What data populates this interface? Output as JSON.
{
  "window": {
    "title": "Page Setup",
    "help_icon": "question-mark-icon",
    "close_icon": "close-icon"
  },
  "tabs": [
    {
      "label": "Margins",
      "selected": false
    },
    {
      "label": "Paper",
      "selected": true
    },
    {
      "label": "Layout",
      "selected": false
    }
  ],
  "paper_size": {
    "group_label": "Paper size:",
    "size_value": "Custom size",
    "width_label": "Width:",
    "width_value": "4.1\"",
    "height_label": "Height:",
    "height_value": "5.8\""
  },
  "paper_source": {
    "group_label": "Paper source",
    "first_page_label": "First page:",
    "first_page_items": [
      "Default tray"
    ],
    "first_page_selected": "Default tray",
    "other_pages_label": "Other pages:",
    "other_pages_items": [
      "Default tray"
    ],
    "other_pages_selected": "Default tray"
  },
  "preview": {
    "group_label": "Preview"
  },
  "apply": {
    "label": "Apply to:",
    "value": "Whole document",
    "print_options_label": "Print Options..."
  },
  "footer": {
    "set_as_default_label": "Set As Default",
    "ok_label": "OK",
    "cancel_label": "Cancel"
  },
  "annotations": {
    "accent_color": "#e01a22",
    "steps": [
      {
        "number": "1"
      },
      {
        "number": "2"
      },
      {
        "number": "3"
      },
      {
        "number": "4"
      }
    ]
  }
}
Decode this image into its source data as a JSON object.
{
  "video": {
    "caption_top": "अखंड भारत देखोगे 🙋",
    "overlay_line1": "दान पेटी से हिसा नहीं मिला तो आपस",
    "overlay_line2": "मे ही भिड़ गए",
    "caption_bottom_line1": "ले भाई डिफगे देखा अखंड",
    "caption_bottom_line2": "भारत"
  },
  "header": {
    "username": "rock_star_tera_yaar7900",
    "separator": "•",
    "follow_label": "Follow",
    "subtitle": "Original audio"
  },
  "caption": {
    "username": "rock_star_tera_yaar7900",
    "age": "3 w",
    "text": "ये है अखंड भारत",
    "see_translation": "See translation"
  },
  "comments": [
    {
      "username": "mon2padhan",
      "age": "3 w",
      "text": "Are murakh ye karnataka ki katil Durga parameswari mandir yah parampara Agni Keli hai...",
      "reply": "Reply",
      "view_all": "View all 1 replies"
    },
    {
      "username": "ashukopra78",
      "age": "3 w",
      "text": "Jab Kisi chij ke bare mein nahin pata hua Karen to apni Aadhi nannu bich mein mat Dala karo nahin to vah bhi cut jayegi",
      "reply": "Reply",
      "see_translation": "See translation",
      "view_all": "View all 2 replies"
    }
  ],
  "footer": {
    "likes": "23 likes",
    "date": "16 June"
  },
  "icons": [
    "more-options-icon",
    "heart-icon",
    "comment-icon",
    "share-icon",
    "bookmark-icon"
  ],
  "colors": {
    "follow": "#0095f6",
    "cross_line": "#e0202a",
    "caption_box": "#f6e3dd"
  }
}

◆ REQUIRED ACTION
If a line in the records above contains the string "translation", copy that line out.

◆ EXERCISE RESULT
    "see_translation": "See translation"
      "see_translation": "See translation",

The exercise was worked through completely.